Contact Your Lawmakers To Support The Senate Bipartisan Infrastructure Bill
On Wednesday, July 21, U.S. senators cast a vote to allow debate on a bipartisan infrastructure framework to move forward. Because a full piece of legislation had not yet been written, the vote failed. The bipartisan group of 22 senators that have been working on framework continued their negotiations despite the setback.
The group could announce details about their package early this week after agreeing to pay for the legislation in part by delaying a costly Medicare regulation that was put into place during Donald Trump’s presidency. (Early last week, the senators dropped plans to pay for the roughly $1 trillion plan by boosting tax collection enforcement funding for the Internal Revenue Service.) The Congressional Budget Office has estimated repealing the rule would reduce federal Medicare spending by about $177 billion in a decade — a fraction of what is needed to pay for the infrastructure bill.
As a reminder, MSCI is a member of the Coalition for Bipartisan Infrastructure Investment. Coalition leaders have encouraged employees, business leaders, and other interested individuals to call their U.S. senators and representatives in the U.S. House. Individuals can find information for U.S. senators here and for U.S. House lawmakers here.
Here is some data from the American Society of Civil Engineers (ASCE) that can be used in emails and phone calls to lawmakers:
- Inefficient, unreliable infrastructure is a drag on the U.S. economy. We will lose jobs if we don’t invest and it is projected that almost half those jobs will be in high-wage industries like manufacturing and healthcare.
- If lawmakers don’t act now to invest in infrastructure, the U.S. is projected to lose nearly $2.4 trillion in exports from 2020 to 2039.
- Failure to invest infrastructure now will cost the average American family more than $3,000 annually over the next 20 years.
- The average American household loses $63 a week due to chronic underinvestment in infrastructure.

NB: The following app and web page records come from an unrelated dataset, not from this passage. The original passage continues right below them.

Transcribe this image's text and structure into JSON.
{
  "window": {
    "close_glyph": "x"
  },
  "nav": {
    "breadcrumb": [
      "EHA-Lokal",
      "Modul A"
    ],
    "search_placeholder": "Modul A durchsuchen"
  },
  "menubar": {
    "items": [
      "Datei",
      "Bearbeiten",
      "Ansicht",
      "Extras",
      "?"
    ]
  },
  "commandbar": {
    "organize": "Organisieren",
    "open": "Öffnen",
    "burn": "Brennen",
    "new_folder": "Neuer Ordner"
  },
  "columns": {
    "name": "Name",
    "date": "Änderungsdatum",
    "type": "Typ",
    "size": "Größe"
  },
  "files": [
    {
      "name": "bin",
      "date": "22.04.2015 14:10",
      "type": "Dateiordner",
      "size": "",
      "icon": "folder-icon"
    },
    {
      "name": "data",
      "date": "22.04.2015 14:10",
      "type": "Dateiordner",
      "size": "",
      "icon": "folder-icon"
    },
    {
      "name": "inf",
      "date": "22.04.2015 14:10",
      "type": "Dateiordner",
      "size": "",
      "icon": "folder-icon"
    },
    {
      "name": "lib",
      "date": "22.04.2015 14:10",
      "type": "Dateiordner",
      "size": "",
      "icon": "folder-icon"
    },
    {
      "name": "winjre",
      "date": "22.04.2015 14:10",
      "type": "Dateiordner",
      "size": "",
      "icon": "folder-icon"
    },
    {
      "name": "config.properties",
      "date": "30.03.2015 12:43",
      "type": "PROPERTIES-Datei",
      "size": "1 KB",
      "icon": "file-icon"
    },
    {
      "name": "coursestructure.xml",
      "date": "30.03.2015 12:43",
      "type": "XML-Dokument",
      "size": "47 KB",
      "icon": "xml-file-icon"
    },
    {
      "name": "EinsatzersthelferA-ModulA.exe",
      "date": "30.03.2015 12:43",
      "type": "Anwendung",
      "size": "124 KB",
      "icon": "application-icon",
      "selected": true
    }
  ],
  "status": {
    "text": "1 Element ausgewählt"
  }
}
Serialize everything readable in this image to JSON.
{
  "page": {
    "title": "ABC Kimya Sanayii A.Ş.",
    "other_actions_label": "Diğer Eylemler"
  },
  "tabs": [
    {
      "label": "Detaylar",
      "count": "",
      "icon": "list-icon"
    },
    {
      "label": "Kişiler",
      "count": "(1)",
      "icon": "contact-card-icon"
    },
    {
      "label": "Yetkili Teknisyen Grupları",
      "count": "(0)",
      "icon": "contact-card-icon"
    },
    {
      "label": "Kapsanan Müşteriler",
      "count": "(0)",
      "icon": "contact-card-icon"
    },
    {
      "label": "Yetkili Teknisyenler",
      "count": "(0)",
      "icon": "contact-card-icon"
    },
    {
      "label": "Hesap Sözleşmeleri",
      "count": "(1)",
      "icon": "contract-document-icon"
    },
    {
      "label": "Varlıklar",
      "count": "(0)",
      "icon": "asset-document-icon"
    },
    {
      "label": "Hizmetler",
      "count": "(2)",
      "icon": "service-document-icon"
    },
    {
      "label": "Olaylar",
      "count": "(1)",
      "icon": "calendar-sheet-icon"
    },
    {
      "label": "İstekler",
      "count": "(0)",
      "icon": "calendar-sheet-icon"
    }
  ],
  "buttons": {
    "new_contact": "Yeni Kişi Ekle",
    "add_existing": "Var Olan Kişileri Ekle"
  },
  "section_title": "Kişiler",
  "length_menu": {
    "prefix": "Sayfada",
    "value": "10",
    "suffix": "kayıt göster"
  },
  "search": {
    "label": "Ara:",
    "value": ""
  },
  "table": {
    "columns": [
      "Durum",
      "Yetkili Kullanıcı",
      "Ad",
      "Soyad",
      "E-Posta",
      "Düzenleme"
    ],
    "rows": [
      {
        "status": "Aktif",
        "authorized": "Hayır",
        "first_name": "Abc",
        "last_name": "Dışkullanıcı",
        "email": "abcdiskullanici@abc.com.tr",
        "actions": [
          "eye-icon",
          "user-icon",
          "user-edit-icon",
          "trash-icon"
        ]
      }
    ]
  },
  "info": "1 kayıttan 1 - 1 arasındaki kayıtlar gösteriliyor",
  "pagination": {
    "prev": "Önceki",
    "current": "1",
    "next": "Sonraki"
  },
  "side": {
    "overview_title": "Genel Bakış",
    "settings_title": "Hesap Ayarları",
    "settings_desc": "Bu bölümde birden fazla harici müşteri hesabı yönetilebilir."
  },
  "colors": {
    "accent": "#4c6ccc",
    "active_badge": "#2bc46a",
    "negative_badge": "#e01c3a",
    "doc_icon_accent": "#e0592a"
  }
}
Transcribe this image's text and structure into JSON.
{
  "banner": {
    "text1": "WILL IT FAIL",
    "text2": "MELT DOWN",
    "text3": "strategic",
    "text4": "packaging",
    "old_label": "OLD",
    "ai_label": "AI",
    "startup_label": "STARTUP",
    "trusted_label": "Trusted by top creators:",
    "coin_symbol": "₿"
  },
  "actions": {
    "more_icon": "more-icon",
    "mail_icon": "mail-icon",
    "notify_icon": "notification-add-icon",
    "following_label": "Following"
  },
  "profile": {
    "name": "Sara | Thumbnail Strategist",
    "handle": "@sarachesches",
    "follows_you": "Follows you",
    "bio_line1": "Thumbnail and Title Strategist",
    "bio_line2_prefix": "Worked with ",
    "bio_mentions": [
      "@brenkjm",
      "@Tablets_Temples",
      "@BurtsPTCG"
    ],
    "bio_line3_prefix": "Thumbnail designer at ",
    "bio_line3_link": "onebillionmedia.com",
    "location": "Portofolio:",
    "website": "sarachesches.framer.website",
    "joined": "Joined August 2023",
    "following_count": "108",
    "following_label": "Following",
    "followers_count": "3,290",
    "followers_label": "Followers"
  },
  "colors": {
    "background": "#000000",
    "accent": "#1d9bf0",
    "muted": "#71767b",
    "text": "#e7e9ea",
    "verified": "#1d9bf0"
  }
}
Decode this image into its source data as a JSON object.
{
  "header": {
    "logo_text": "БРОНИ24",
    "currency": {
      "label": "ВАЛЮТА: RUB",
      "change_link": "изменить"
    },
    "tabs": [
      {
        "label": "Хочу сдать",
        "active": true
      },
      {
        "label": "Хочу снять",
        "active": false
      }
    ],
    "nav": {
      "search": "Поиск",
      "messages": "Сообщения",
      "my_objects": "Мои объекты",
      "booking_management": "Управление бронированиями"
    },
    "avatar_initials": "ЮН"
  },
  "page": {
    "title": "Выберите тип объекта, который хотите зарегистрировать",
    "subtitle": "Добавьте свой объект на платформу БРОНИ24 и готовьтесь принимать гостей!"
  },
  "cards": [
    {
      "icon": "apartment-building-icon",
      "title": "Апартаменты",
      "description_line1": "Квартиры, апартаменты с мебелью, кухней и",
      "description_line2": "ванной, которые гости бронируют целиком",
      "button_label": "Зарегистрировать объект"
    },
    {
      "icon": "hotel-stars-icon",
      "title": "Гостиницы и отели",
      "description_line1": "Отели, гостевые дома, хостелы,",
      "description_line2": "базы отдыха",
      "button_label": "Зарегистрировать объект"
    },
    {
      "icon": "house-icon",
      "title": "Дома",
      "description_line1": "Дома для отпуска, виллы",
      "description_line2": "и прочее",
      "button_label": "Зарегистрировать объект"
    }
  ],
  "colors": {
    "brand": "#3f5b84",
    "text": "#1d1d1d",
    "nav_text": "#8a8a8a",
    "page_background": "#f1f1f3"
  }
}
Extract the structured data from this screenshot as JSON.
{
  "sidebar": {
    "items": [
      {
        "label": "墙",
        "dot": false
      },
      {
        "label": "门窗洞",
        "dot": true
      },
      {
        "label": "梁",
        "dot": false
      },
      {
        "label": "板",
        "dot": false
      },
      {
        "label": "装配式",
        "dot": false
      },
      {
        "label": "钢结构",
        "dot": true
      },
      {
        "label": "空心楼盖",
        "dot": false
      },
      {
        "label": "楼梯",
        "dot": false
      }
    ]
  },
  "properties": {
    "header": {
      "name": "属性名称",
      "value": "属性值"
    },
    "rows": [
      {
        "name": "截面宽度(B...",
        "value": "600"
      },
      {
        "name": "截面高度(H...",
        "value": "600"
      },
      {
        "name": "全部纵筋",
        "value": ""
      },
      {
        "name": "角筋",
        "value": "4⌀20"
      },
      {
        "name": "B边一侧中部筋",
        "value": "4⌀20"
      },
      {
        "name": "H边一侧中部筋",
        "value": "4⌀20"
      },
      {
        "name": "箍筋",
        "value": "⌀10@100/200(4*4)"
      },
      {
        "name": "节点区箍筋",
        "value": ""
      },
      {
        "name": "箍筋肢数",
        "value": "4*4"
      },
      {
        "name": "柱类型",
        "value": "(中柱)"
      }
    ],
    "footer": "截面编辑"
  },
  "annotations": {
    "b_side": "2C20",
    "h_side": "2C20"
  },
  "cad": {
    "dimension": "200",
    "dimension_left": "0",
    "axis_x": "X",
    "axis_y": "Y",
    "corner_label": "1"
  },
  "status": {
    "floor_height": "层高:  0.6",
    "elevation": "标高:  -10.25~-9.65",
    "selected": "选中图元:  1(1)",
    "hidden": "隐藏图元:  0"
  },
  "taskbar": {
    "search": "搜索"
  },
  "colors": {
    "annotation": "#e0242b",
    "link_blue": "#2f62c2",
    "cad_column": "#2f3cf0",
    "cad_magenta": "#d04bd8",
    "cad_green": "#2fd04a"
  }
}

Find more information from ASCE here. ASCE also has created a portal that lets individuals send customized letters to federal lawmakers. Find that portal here. These calls and letters are very important.
If the legislation succeeds in the Senate, it still will face a tough road to passage in the U.S. House of Representatives. Last week, a group of more than 30 Democrats on the House Transportation and Infrastructure Committee, including Chairman Peter DeFazio (Ore.), warned Democratic leaders against trying to force House members to rubber-stamp any bipartisan infrastructure package negotiated by the Senate without any changes.
Additionally, House Speaker Nancy Pelosi (D-Calif.) said late last week that her chamber will not consider a bipartisan infrastructure bill until the Senate first passes a budget reconciliation measure that includes $3.5 trillion in social spending. This is the two-track process that Senate Republicans have opposed.